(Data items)

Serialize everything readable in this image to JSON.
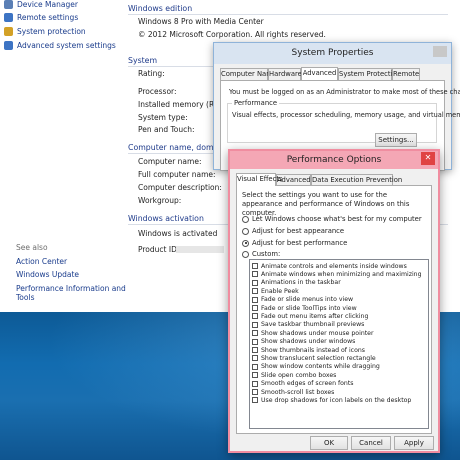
{
  "sidebar": {
    "items": [
      {
        "label": "Device Manager",
        "color": "#5a7fb5"
      },
      {
        "label": "Remote settings",
        "color": "#3d74c4"
      },
      {
        "label": "System protection",
        "color": "#d3a126"
      },
      {
        "label": "Advanced system settings",
        "color": "#3d74c4"
      }
    ],
    "see_also": "See also",
    "links": [
      "Action Center",
      "Windows Update",
      "Performance Information and",
      "Tools"
    ]
  },
  "main": {
    "edition_header": "Windows edition",
    "edition_value": "Windows 8 Pro with Media Center",
    "copyright": "© 2012 Microsoft Corporation. All rights reserved.",
    "system_header": "System",
    "system_labels": [
      "Rating:",
      "Processor:",
      "Installed memory (RAM):",
      "System type:",
      "Pen and Touch:"
    ],
    "computer_header": "Computer name, domain, a",
    "computer_labels": [
      "Computer name:",
      "Full computer name:",
      "Computer description:",
      "Workgroup:"
    ],
    "activation_header": "Windows activation",
    "activation_status": "Windows is activated",
    "activation_link": "V",
    "product_id_label": "Product ID:"
  },
  "system_properties": {
    "title": "System Properties",
    "tabs": [
      "Computer Name",
      "Hardware",
      "Advanced",
      "System Protection",
      "Remote"
    ],
    "selected_tab": "Advanced",
    "admin_note": "You must be logged on as an Administrator to make most of these changes.",
    "perf_group": "Performance",
    "perf_desc": "Visual effects, processor scheduling, memory usage, and virtual memory",
    "settings_button": "Settings..."
  },
  "performance_options": {
    "title": "Performance Options",
    "close_glyph": "✕",
    "tabs": [
      "Visual Effects",
      "Advanced",
      "Data Execution Prevention"
    ],
    "selected_tab": "Visual Effects",
    "description": "Select the settings you want to use for the appearance and performance of Windows on this computer.",
    "radios": [
      {
        "label": "Let Windows choose what's best for my computer",
        "selected": false
      },
      {
        "label": "Adjust for best appearance",
        "selected": false
      },
      {
        "label": "Adjust for best performance",
        "selected": true
      },
      {
        "label": "Custom:",
        "selected": false
      }
    ],
    "checkboxes": [
      "Animate controls and elements inside windows",
      "Animate windows when minimizing and maximizing",
      "Animations in the taskbar",
      "Enable Peek",
      "Fade or slide menus into view",
      "Fade or slide ToolTips into view",
      "Fade out menu items after clicking",
      "Save taskbar thumbnail previews",
      "Show shadows under mouse pointer",
      "Show shadows under windows",
      "Show thumbnails instead of icons",
      "Show translucent selection rectangle",
      "Show window contents while dragging",
      "Slide open combo boxes",
      "Smooth edges of screen fonts",
      "Smooth-scroll list boxes",
      "Use drop shadows for icon labels on the desktop"
    ],
    "buttons": {
      "ok": "OK",
      "cancel": "Cancel",
      "apply": "Apply"
    }
  }
}
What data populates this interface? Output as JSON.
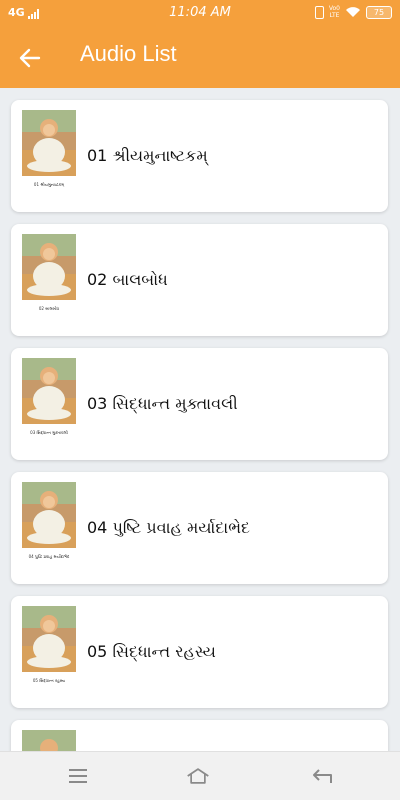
{
  "status_bar": {
    "network": "4G",
    "time": "11:04 AM",
    "volte": "Vo0\nLTE",
    "battery": "75"
  },
  "app_bar": {
    "title": "Audio List",
    "back_icon": "arrow-left-icon"
  },
  "audio_items": [
    {
      "title": "01 શ્રીયમુનાષ્ટકમ્",
      "caption": "01 શ્રીયમુનાષ્ટકમ્"
    },
    {
      "title": "02 બાલબોધ",
      "caption": "02 બાલબોધ"
    },
    {
      "title": "03 સિદ્ધાન્ત મુક્તાવલી",
      "caption": "03 સિદ્ધાન્ત મુક્તાવલી"
    },
    {
      "title": "04 પુષ્ટિ પ્રવાહ મર્યાદાભેદ",
      "caption": "04 પુષ્ટિ પ્રવાહ મર્યાદાભેદ"
    },
    {
      "title": "05 સિદ્ધાન્ત રહસ્ય",
      "caption": "05 સિદ્ધાન્ત રહસ્ય"
    }
  ],
  "nav_bar": {
    "icons": [
      "menu-icon",
      "home-icon",
      "back-icon"
    ]
  },
  "colors": {
    "accent": "#f5a03c",
    "background": "#ebeef1",
    "card": "#ffffff"
  }
}
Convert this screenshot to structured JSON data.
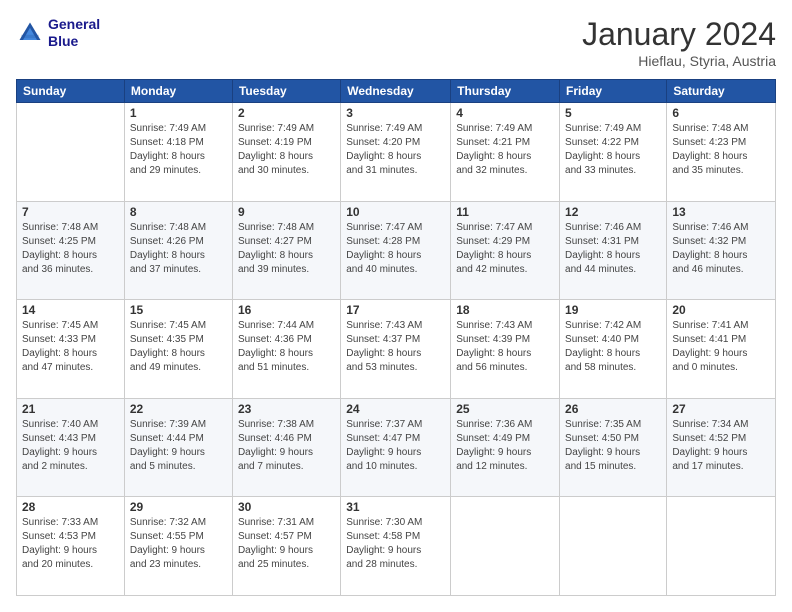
{
  "logo": {
    "line1": "General",
    "line2": "Blue"
  },
  "title": "January 2024",
  "location": "Hieflau, Styria, Austria",
  "header_days": [
    "Sunday",
    "Monday",
    "Tuesday",
    "Wednesday",
    "Thursday",
    "Friday",
    "Saturday"
  ],
  "weeks": [
    [
      {
        "num": "",
        "info": ""
      },
      {
        "num": "1",
        "info": "Sunrise: 7:49 AM\nSunset: 4:18 PM\nDaylight: 8 hours\nand 29 minutes."
      },
      {
        "num": "2",
        "info": "Sunrise: 7:49 AM\nSunset: 4:19 PM\nDaylight: 8 hours\nand 30 minutes."
      },
      {
        "num": "3",
        "info": "Sunrise: 7:49 AM\nSunset: 4:20 PM\nDaylight: 8 hours\nand 31 minutes."
      },
      {
        "num": "4",
        "info": "Sunrise: 7:49 AM\nSunset: 4:21 PM\nDaylight: 8 hours\nand 32 minutes."
      },
      {
        "num": "5",
        "info": "Sunrise: 7:49 AM\nSunset: 4:22 PM\nDaylight: 8 hours\nand 33 minutes."
      },
      {
        "num": "6",
        "info": "Sunrise: 7:48 AM\nSunset: 4:23 PM\nDaylight: 8 hours\nand 35 minutes."
      }
    ],
    [
      {
        "num": "7",
        "info": "Sunrise: 7:48 AM\nSunset: 4:25 PM\nDaylight: 8 hours\nand 36 minutes."
      },
      {
        "num": "8",
        "info": "Sunrise: 7:48 AM\nSunset: 4:26 PM\nDaylight: 8 hours\nand 37 minutes."
      },
      {
        "num": "9",
        "info": "Sunrise: 7:48 AM\nSunset: 4:27 PM\nDaylight: 8 hours\nand 39 minutes."
      },
      {
        "num": "10",
        "info": "Sunrise: 7:47 AM\nSunset: 4:28 PM\nDaylight: 8 hours\nand 40 minutes."
      },
      {
        "num": "11",
        "info": "Sunrise: 7:47 AM\nSunset: 4:29 PM\nDaylight: 8 hours\nand 42 minutes."
      },
      {
        "num": "12",
        "info": "Sunrise: 7:46 AM\nSunset: 4:31 PM\nDaylight: 8 hours\nand 44 minutes."
      },
      {
        "num": "13",
        "info": "Sunrise: 7:46 AM\nSunset: 4:32 PM\nDaylight: 8 hours\nand 46 minutes."
      }
    ],
    [
      {
        "num": "14",
        "info": "Sunrise: 7:45 AM\nSunset: 4:33 PM\nDaylight: 8 hours\nand 47 minutes."
      },
      {
        "num": "15",
        "info": "Sunrise: 7:45 AM\nSunset: 4:35 PM\nDaylight: 8 hours\nand 49 minutes."
      },
      {
        "num": "16",
        "info": "Sunrise: 7:44 AM\nSunset: 4:36 PM\nDaylight: 8 hours\nand 51 minutes."
      },
      {
        "num": "17",
        "info": "Sunrise: 7:43 AM\nSunset: 4:37 PM\nDaylight: 8 hours\nand 53 minutes."
      },
      {
        "num": "18",
        "info": "Sunrise: 7:43 AM\nSunset: 4:39 PM\nDaylight: 8 hours\nand 56 minutes."
      },
      {
        "num": "19",
        "info": "Sunrise: 7:42 AM\nSunset: 4:40 PM\nDaylight: 8 hours\nand 58 minutes."
      },
      {
        "num": "20",
        "info": "Sunrise: 7:41 AM\nSunset: 4:41 PM\nDaylight: 9 hours\nand 0 minutes."
      }
    ],
    [
      {
        "num": "21",
        "info": "Sunrise: 7:40 AM\nSunset: 4:43 PM\nDaylight: 9 hours\nand 2 minutes."
      },
      {
        "num": "22",
        "info": "Sunrise: 7:39 AM\nSunset: 4:44 PM\nDaylight: 9 hours\nand 5 minutes."
      },
      {
        "num": "23",
        "info": "Sunrise: 7:38 AM\nSunset: 4:46 PM\nDaylight: 9 hours\nand 7 minutes."
      },
      {
        "num": "24",
        "info": "Sunrise: 7:37 AM\nSunset: 4:47 PM\nDaylight: 9 hours\nand 10 minutes."
      },
      {
        "num": "25",
        "info": "Sunrise: 7:36 AM\nSunset: 4:49 PM\nDaylight: 9 hours\nand 12 minutes."
      },
      {
        "num": "26",
        "info": "Sunrise: 7:35 AM\nSunset: 4:50 PM\nDaylight: 9 hours\nand 15 minutes."
      },
      {
        "num": "27",
        "info": "Sunrise: 7:34 AM\nSunset: 4:52 PM\nDaylight: 9 hours\nand 17 minutes."
      }
    ],
    [
      {
        "num": "28",
        "info": "Sunrise: 7:33 AM\nSunset: 4:53 PM\nDaylight: 9 hours\nand 20 minutes."
      },
      {
        "num": "29",
        "info": "Sunrise: 7:32 AM\nSunset: 4:55 PM\nDaylight: 9 hours\nand 23 minutes."
      },
      {
        "num": "30",
        "info": "Sunrise: 7:31 AM\nSunset: 4:57 PM\nDaylight: 9 hours\nand 25 minutes."
      },
      {
        "num": "31",
        "info": "Sunrise: 7:30 AM\nSunset: 4:58 PM\nDaylight: 9 hours\nand 28 minutes."
      },
      {
        "num": "",
        "info": ""
      },
      {
        "num": "",
        "info": ""
      },
      {
        "num": "",
        "info": ""
      }
    ]
  ]
}
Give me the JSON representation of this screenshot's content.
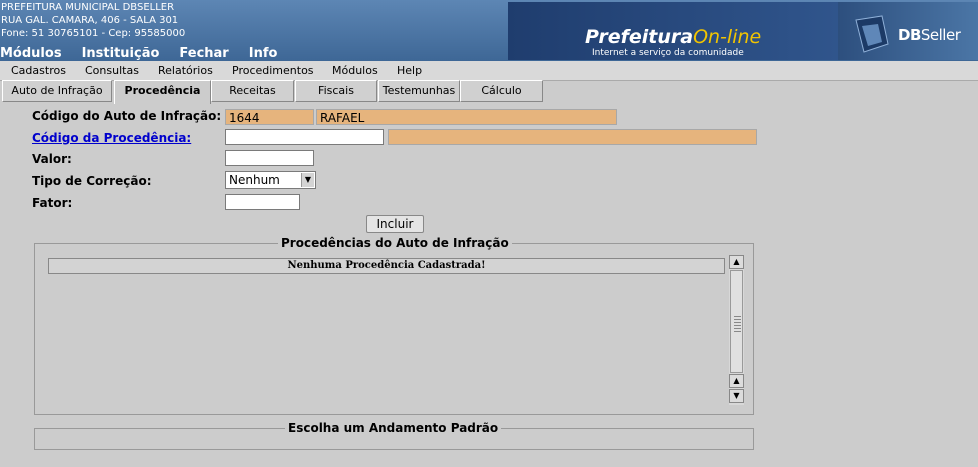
{
  "header": {
    "org_name": "PREFEITURA MUNICIPAL DBSELLER",
    "address": "RUA GAL. CAMARA, 406 - SALA 301",
    "contact": "Fone: 51 30765101  -  Cep: 95585000",
    "main_menu": [
      "Módulos",
      "Instituição",
      "Fechar",
      "Info"
    ],
    "banner_title_a": "Prefeitura",
    "banner_title_b": "On-line",
    "banner_sub": "Internet a serviço da comunidade",
    "logo_db": "DB",
    "logo_seller": "Seller"
  },
  "menubar": [
    "Cadastros",
    "Consultas",
    "Relatórios",
    "Procedimentos",
    "Módulos",
    "Help"
  ],
  "tabs": [
    "Auto de Infração",
    "Procedência",
    "Receitas",
    "Fiscais",
    "Testemunhas",
    "Cálculo"
  ],
  "form": {
    "auto_label": "Código do Auto de Infração:",
    "auto_code": "1644",
    "auto_name": "RAFAEL",
    "procedencia_label": "Código da Procedência:",
    "procedencia_code": "",
    "procedencia_desc": "",
    "valor_label": "Valor:",
    "valor": "",
    "correcao_label": "Tipo de Correção:",
    "correcao_selected": "Nenhum",
    "fator_label": "Fator:",
    "fator": "",
    "incluir_label": "Incluir"
  },
  "grid": {
    "legend": "Procedências do Auto de Infração",
    "empty_message": "Nenhuma Procedência Cadastrada!"
  },
  "andamento": {
    "legend": "Escolha um Andamento Padrão"
  },
  "colors": {
    "readonly_field": "#e6b47d",
    "link": "#0000cc",
    "header_blue": "#4a73a1"
  }
}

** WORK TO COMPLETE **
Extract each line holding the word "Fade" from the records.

** TASK RESULT **
      "Fade or slide menus into view",
      "Fade or slide ToolTips into view",
      "Fade out menu items after clicking",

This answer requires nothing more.